The Pentagon released its annual report on China’s military to Congress July 19. Senior Pentagon officials dubbed the tone of analysis deliberately “non-alarmist,” but they said some findings are “worrisome.” They cited in particular, the speed and amount being invested by China in the buildup of its armed forces.

According to the report, China’s military spending is currently the world’s third largest, behind the US and Russia. The report details the country’s efforts to expand and increase its nuclear arsenal and naval forces.

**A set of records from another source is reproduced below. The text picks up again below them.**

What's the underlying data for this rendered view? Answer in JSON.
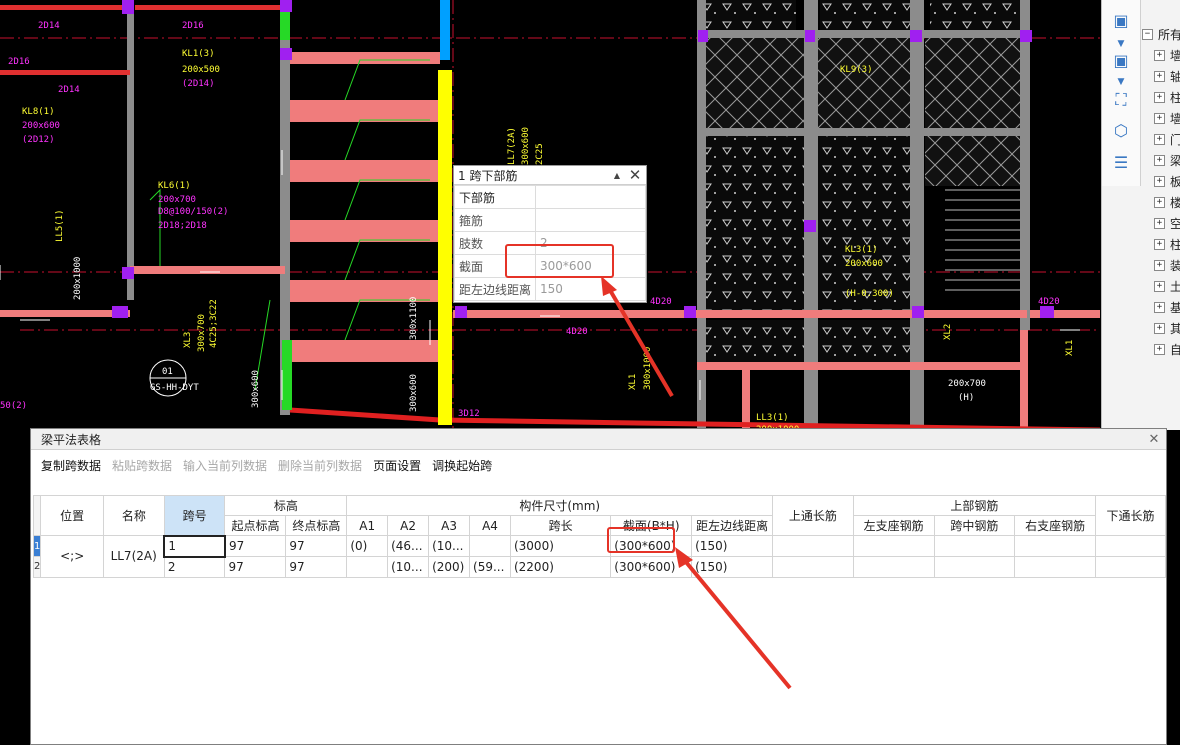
{
  "cad": {
    "labels": [
      {
        "text": "2D14",
        "color": "#ff33ff"
      },
      {
        "text": "2D16",
        "color": "#ff33ff"
      },
      {
        "text": "2D16",
        "color": "#ff33ff"
      },
      {
        "text": "2D14",
        "color": "#ff33ff"
      },
      {
        "text": "KL8(1)",
        "color": "#ffff33"
      },
      {
        "text": "200x600",
        "color": "#ff33ff"
      },
      {
        "text": "(2D12)",
        "color": "#ff33ff"
      },
      {
        "text": "KL1(3)",
        "color": "#ffff33"
      },
      {
        "text": "200x500",
        "color": "#ffff33"
      },
      {
        "text": "(2D14)",
        "color": "#ff33ff"
      },
      {
        "text": "KL6(1)",
        "color": "#ffff33"
      },
      {
        "text": "200x700",
        "color": "#ff33ff"
      },
      {
        "text": "D8@100/150(2)",
        "color": "#ff33ff"
      },
      {
        "text": "2D18;2D18",
        "color": "#ff33ff"
      },
      {
        "text": "LL5(1)",
        "color": "#ffff33"
      },
      {
        "text": "200x1000",
        "color": "#ffffff"
      },
      {
        "text": "XL3",
        "color": "#ffff33"
      },
      {
        "text": "300x700",
        "color": "#ffff33"
      },
      {
        "text": "4C25;3C22",
        "color": "#ffff33"
      },
      {
        "text": "300x600",
        "color": "#ffffff"
      },
      {
        "text": "300x1100",
        "color": "#ffffff"
      },
      {
        "text": "300x600",
        "color": "#ffffff"
      },
      {
        "text": "3D12",
        "color": "#ff33ff"
      },
      {
        "text": "01",
        "color": "#ffffff"
      },
      {
        "text": "GS-HH-DYT",
        "color": "#ffffff"
      },
      {
        "text": "LL7(2A)",
        "color": "#ffff33"
      },
      {
        "text": "300x600",
        "color": "#ffff33"
      },
      {
        "text": "2C25",
        "color": "#ffff33"
      },
      {
        "text": "4D20",
        "color": "#ff33ff"
      },
      {
        "text": "4D20",
        "color": "#ff33ff"
      },
      {
        "text": "KL9(3)",
        "color": "#ffff33"
      },
      {
        "text": "KL3(1)",
        "color": "#ffff33"
      },
      {
        "text": "200x600",
        "color": "#ffff33"
      },
      {
        "text": "(H-0.300)",
        "color": "#ffff33"
      },
      {
        "text": "LL3(1)",
        "color": "#ffff33"
      },
      {
        "text": "200x1000",
        "color": "#ffff33"
      },
      {
        "text": "XL1",
        "color": "#ffff33"
      },
      {
        "text": "300x1000",
        "color": "#ffff33"
      },
      {
        "text": "XL2",
        "color": "#ffff33"
      },
      {
        "text": "200x700",
        "color": "#ffffff"
      },
      {
        "text": "(H)",
        "color": "#ffffff"
      },
      {
        "text": "4D20",
        "color": "#ff33ff"
      },
      {
        "text": "XL1",
        "color": "#ffff33"
      },
      {
        "text": "50(2)",
        "color": "#ff33ff"
      }
    ]
  },
  "right_panel": {
    "tools": [
      "cube-icon",
      "dropdown-arrow-icon",
      "cube-icon",
      "dropdown-arrow-icon",
      "fullscreen-icon",
      "box-icon",
      "list-icon"
    ],
    "tree": [
      "所有",
      "墙",
      "轴",
      "柱",
      "墙",
      "门",
      "梁",
      "板",
      "楼",
      "空",
      "柱",
      "装",
      "土",
      "基",
      "其",
      "自"
    ]
  },
  "float_dialog": {
    "title": "1 跨下部筋",
    "rows": [
      {
        "key": "下部筋",
        "value": ""
      },
      {
        "key": "箍筋",
        "value": ""
      },
      {
        "key": "肢数",
        "value": "2"
      },
      {
        "key": "截面",
        "value": "300*600"
      },
      {
        "key": "距左边线距离",
        "value": "150"
      }
    ]
  },
  "window": {
    "title": "梁平法表格",
    "toolbar": [
      {
        "label": "复制跨数据",
        "enabled": true
      },
      {
        "label": "粘贴跨数据",
        "enabled": false
      },
      {
        "label": "输入当前列数据",
        "enabled": false
      },
      {
        "label": "删除当前列数据",
        "enabled": false
      },
      {
        "label": "页面设置",
        "enabled": true
      },
      {
        "label": "调换起始跨",
        "enabled": true
      }
    ],
    "headers": {
      "position": "位置",
      "name": "名称",
      "span": "跨号",
      "elevation_group": "标高",
      "start_elev": "起点标高",
      "end_elev": "终点标高",
      "size_group": "构件尺寸(mm)",
      "a1": "A1",
      "a2": "A2",
      "a3": "A3",
      "a4": "A4",
      "span_len": "跨长",
      "section": "截面(B*H)",
      "dist_left": "距左边线距离",
      "top_through": "上通长筋",
      "top_group": "上部钢筋",
      "left_support": "左支座钢筋",
      "mid_span": "跨中钢筋",
      "right_support": "右支座钢筋",
      "bottom_through": "下通长筋"
    },
    "position_value": "<;>",
    "name_value": "LL7(2A)",
    "rows": [
      {
        "index": "1",
        "span": "1",
        "start": "97",
        "end": "97",
        "a1": "(0)",
        "a2": "(46...",
        "a3": "(10...",
        "a4": "",
        "span_len": "(3000)",
        "section": "(300*600)",
        "dist": "(150)"
      },
      {
        "index": "2",
        "span": "2",
        "start": "97",
        "end": "97",
        "a1": "",
        "a2": "(10...",
        "a3": "(200)",
        "a4": "(59...",
        "span_len": "(2200)",
        "section": "(300*600)",
        "dist": "(150)"
      }
    ]
  },
  "colors": {
    "highlight": "#e53327",
    "cad_bg": "#000000",
    "beam": "#f07c7c",
    "column": "#8c8c8c",
    "selection": "#ffff00"
  }
}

However, at a July 20 Pentagon news briefing, Rumsfeld reminded reporters that the United States’ policy on Taiwan and China has not changed in years. “It is what it is,” he said, adding that any changes in the relationship between Taiwan and China should be made “on a peaceful basis, by both countries.” He said that judging from the events over time in the Straits of Taiwan, things appear to be headed in a non-confrontational direction. 

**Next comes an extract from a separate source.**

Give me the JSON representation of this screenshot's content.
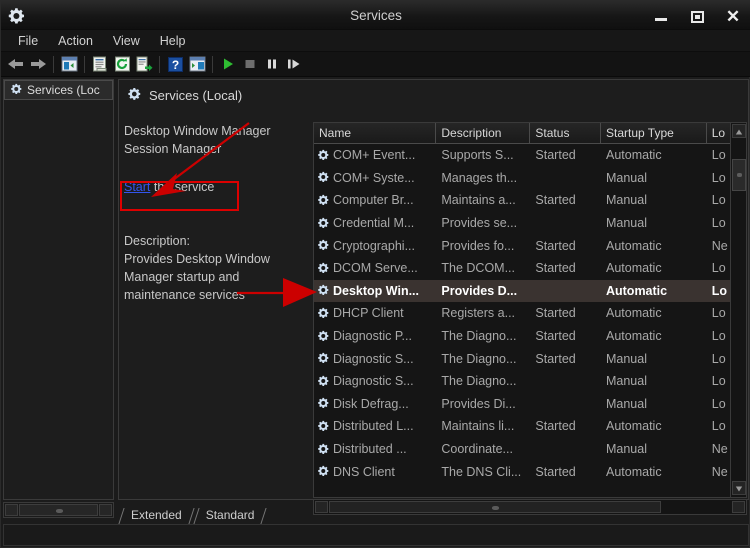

“I don’t think speculating … is very useful,” Rumsfeld responded when asked if the US could meet a strategic challenge in a confrontation involving China and Taiwan.  “Certainly our country is capable … of doing the things we’re capable of doing,” he said.

Pace elaborated somewhat, offering his definition of a military threat. “You judge military threat in two ways:” by capacity and intent to wage war.  “[There are] lots of countries in the world that have the capacity to wage war but very few have the intent to do so,” he said.

Pace emphasized that the US clearly has a “complex, but good” relationship with China. He does not feel there is reason to believe China has an intent to initiate a conflict with American forces.